## Supplied data:
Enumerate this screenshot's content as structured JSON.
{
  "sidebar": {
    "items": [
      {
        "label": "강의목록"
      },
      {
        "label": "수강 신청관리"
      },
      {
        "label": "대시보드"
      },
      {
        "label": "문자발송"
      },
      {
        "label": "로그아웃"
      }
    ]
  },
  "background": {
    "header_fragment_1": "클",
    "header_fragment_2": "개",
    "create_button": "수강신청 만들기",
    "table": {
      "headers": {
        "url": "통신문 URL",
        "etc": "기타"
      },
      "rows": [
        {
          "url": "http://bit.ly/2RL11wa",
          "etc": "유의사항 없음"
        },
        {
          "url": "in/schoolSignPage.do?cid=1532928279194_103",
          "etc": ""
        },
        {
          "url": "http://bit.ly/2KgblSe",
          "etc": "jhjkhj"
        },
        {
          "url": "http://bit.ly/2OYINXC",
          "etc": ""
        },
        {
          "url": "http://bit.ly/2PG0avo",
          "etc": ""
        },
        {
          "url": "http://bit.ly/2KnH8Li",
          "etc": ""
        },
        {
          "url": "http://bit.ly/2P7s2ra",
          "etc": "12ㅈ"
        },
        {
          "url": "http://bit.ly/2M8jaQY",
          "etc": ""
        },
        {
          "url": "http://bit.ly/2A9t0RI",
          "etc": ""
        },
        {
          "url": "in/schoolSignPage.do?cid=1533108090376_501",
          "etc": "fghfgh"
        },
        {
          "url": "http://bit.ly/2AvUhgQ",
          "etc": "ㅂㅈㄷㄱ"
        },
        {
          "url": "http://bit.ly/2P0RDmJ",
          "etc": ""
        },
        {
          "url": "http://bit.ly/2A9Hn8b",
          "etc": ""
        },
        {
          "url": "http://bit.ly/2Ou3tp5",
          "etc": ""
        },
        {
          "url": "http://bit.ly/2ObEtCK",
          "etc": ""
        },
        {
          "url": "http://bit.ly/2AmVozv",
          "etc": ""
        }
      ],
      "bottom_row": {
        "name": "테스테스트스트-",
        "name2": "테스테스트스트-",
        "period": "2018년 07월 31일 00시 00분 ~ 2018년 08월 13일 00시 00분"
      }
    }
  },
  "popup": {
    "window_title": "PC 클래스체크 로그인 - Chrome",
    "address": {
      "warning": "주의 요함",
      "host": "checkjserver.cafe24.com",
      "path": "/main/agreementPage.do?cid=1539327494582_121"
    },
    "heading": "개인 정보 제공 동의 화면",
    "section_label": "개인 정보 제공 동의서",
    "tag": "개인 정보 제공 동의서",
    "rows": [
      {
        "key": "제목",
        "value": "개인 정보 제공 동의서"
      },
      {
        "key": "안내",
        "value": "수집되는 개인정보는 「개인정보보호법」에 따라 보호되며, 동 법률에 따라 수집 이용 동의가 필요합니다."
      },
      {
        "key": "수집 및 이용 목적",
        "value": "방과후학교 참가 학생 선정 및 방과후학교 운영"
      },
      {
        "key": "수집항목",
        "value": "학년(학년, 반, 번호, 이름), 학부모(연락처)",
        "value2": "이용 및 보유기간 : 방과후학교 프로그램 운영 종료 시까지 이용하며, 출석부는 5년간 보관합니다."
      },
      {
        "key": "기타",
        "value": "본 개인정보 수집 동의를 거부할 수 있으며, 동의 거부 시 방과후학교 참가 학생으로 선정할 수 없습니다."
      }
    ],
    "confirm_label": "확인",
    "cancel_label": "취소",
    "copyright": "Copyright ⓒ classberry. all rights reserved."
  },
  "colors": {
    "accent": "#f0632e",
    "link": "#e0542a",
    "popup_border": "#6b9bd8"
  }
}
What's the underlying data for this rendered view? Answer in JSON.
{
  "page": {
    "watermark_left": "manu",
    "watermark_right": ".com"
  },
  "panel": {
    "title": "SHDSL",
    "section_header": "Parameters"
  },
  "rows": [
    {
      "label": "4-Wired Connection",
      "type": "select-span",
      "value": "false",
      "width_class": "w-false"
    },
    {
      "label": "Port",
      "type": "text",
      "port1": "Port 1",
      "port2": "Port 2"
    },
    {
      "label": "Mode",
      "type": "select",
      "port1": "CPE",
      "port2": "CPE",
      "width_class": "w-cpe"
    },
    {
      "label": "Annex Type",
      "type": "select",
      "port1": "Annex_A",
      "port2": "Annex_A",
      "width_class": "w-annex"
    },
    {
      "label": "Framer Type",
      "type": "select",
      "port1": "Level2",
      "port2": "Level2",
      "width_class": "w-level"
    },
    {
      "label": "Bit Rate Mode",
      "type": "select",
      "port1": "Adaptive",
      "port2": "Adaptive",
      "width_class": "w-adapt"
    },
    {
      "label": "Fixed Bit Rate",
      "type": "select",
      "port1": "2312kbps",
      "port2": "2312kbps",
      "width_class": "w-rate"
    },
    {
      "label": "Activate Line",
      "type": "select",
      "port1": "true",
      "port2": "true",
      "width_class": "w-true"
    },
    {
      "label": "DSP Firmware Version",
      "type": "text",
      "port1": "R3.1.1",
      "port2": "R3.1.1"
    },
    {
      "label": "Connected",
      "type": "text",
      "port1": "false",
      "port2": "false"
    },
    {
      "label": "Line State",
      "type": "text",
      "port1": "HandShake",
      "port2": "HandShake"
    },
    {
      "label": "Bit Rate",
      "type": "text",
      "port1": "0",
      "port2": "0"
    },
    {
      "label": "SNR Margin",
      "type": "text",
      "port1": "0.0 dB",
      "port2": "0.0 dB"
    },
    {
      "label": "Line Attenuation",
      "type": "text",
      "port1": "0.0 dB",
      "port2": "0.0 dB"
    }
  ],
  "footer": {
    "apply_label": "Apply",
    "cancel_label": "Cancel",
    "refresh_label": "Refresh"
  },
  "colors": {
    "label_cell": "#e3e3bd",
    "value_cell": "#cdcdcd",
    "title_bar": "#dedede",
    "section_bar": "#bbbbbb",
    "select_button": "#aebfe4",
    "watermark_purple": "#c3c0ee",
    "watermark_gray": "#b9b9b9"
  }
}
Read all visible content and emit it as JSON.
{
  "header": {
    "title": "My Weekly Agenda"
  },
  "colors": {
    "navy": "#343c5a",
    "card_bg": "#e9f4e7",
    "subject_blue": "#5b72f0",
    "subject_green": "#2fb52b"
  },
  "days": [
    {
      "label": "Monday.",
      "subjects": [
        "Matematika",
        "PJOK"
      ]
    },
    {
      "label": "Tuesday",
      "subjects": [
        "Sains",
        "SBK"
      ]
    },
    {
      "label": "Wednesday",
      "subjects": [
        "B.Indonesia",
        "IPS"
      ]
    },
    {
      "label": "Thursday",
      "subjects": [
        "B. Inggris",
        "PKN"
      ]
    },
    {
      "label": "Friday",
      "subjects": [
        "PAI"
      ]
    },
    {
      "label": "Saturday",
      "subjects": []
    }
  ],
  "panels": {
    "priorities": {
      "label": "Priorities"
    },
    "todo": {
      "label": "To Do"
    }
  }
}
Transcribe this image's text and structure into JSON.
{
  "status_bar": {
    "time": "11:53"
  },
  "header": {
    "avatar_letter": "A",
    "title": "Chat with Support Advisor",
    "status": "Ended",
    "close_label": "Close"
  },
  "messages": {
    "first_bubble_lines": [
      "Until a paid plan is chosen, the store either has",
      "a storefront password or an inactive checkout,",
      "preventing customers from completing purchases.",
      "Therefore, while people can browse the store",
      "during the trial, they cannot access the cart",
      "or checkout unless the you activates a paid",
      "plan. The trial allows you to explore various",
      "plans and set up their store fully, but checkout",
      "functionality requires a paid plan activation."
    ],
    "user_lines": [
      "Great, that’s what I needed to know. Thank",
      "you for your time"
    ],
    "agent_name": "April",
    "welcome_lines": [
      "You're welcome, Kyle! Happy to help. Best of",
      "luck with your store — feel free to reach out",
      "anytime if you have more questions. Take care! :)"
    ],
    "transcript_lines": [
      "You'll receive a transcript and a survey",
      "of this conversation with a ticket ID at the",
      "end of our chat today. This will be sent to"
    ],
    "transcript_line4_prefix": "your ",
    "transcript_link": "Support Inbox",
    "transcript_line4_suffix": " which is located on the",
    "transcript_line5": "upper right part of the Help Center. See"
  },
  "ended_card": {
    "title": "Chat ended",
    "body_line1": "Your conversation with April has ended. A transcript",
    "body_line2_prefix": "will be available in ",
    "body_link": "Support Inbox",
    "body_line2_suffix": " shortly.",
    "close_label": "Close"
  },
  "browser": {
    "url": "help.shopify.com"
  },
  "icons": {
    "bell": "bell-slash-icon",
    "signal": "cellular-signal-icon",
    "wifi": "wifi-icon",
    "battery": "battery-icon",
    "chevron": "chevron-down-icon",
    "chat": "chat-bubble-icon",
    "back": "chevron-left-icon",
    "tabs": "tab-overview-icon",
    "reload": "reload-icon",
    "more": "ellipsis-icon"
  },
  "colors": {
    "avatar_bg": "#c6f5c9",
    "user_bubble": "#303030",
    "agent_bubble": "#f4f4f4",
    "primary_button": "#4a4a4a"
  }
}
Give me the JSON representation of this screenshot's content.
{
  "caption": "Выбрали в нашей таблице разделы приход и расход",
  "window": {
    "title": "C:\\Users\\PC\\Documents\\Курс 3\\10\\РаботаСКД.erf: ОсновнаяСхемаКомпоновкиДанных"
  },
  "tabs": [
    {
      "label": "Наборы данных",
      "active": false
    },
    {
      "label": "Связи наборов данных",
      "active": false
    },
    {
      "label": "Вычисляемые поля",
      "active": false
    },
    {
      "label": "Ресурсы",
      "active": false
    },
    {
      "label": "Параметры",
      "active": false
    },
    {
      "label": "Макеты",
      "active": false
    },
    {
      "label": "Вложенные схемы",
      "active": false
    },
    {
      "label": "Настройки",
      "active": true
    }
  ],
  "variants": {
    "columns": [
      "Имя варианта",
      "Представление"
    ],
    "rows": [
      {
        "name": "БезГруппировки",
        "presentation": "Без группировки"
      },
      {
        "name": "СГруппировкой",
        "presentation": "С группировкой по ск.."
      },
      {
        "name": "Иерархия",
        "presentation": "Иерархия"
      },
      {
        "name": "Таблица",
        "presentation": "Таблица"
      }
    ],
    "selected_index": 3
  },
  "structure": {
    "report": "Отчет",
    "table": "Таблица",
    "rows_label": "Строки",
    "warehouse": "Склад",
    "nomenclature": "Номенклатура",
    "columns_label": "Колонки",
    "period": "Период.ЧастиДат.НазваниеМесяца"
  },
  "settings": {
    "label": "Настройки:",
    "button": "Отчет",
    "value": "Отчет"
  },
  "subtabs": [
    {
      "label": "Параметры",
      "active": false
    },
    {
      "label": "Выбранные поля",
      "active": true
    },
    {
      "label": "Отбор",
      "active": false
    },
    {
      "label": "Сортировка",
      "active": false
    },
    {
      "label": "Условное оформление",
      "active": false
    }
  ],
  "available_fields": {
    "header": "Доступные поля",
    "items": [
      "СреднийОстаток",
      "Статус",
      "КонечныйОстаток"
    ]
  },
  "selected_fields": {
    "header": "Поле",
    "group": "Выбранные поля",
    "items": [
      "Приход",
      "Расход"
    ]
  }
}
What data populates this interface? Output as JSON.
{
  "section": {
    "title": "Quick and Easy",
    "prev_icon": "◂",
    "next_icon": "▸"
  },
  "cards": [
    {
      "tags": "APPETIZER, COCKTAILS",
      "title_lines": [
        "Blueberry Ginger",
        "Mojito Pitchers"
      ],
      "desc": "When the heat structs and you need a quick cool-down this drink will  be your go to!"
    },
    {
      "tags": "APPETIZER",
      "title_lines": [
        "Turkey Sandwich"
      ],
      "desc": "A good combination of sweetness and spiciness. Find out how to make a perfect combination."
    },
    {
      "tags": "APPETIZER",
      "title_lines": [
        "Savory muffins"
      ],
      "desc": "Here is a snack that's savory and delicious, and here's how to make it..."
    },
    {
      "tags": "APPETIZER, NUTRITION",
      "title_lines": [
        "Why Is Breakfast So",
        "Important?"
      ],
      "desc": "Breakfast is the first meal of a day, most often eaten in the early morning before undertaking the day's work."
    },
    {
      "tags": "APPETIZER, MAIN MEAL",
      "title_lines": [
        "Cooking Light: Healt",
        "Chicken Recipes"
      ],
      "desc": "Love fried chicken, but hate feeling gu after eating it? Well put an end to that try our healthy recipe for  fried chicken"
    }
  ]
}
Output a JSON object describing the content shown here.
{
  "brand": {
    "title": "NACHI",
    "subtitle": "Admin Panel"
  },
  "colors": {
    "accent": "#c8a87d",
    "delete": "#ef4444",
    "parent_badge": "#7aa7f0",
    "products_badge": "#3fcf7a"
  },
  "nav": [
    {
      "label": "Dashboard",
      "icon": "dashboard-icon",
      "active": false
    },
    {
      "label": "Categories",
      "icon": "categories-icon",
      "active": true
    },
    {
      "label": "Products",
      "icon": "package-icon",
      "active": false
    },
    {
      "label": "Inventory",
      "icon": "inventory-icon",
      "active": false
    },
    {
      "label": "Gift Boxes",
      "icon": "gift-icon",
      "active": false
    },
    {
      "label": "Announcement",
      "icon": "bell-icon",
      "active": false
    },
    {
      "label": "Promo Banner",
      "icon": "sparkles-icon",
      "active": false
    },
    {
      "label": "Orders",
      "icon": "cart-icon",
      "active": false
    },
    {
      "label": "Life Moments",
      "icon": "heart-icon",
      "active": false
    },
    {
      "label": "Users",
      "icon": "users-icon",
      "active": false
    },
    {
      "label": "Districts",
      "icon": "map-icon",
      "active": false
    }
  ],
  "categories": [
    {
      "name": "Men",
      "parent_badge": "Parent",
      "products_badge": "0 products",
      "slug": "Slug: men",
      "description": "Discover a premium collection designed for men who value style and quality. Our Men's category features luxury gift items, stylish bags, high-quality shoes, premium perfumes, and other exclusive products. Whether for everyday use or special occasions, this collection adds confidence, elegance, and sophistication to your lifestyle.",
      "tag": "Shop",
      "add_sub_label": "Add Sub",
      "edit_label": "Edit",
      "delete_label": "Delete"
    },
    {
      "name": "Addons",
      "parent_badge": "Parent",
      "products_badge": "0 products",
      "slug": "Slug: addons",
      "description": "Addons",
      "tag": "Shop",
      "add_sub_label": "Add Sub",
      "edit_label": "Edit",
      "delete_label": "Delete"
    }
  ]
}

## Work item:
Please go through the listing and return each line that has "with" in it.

## Output:
    "title": "Chat with Support Advisor",
      "luck with your store — feel free to reach out",
      "of this conversation with a ticket ID at the",
    "body_line1": "Your conversation with April has ended. A transcript",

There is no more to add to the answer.